[Entries from a dataset of interfaces]

########

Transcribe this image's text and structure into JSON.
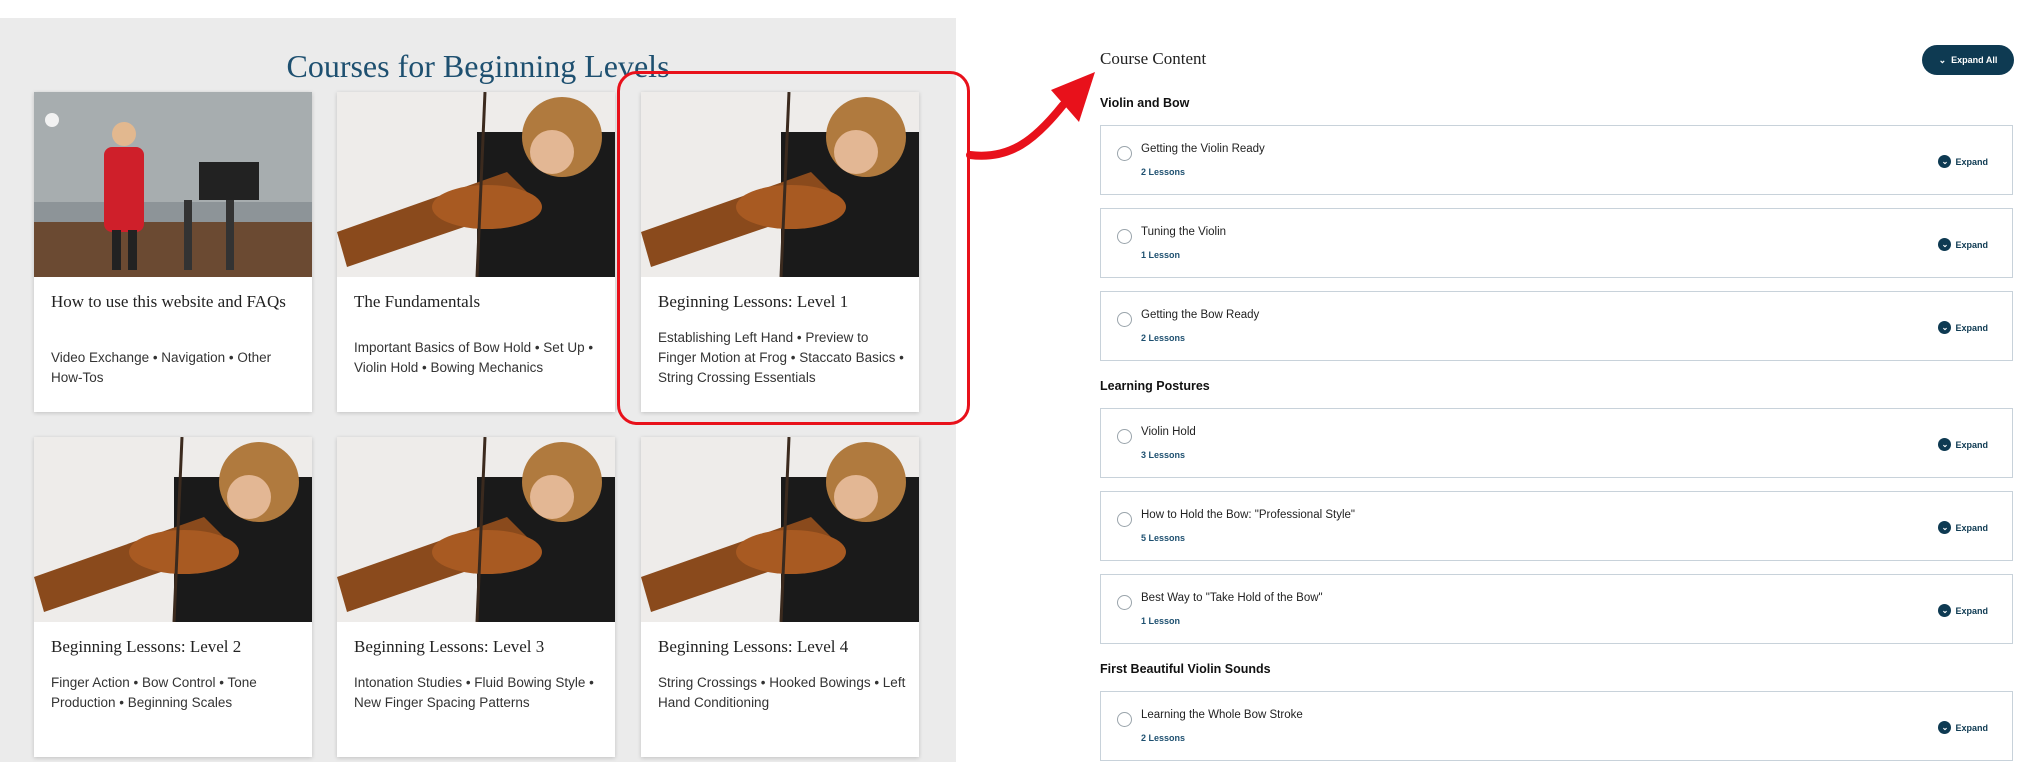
{
  "left": {
    "title": "Courses for Beginning Levels",
    "cards": [
      {
        "title": "How to use this website and FAQs",
        "desc": "Video Exchange • Navigation • Other How-Tos",
        "image": "instructor-studio-photo"
      },
      {
        "title": "The Fundamentals",
        "desc": "Important Basics of Bow Hold • Set Up • Violin Hold • Bowing Mechanics",
        "image": "violinist-closeup-photo"
      },
      {
        "title": "Beginning Lessons: Level 1",
        "desc": "Establishing Left Hand • Preview to Finger Motion at Frog • Staccato Basics • String Crossing Essentials",
        "image": "violinist-closeup-photo"
      },
      {
        "title": "Beginning Lessons: Level 2",
        "desc": "Finger Action • Bow Control • Tone Production • Beginning Scales",
        "image": "violinist-closeup-photo"
      },
      {
        "title": "Beginning Lessons: Level 3",
        "desc": "Intonation Studies • Fluid Bowing Style • New Finger Spacing Patterns",
        "image": "violinist-closeup-photo"
      },
      {
        "title": "Beginning Lessons: Level 4",
        "desc": "String Crossings • Hooked Bowings • Left Hand Conditioning",
        "image": "violinist-closeup-photo"
      }
    ]
  },
  "right": {
    "title": "Course Content",
    "expand_all_label": "Expand All",
    "expand_label": "Expand",
    "sections": [
      {
        "name": "Violin and Bow",
        "items": [
          {
            "title": "Getting the Violin Ready",
            "count": "2 Lessons"
          },
          {
            "title": "Tuning the Violin",
            "count": "1 Lesson"
          },
          {
            "title": "Getting the Bow Ready",
            "count": "2 Lessons"
          }
        ]
      },
      {
        "name": "Learning Postures",
        "items": [
          {
            "title": "Violin Hold",
            "count": "3 Lessons"
          },
          {
            "title": "How to Hold the Bow: \"Professional Style\"",
            "count": "5 Lessons"
          },
          {
            "title": "Best Way to \"Take Hold of the Bow\"",
            "count": "1 Lesson"
          }
        ]
      },
      {
        "name": "First Beautiful Violin Sounds",
        "items": [
          {
            "title": "Learning the Whole Bow Stroke",
            "count": "2 Lessons"
          }
        ]
      }
    ]
  },
  "colors": {
    "brand": "#1e5070",
    "highlight": "#e8111b",
    "button": "#0e3a52"
  }
}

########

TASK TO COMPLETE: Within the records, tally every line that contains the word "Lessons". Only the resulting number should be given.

RESULT OF THE TASK: 9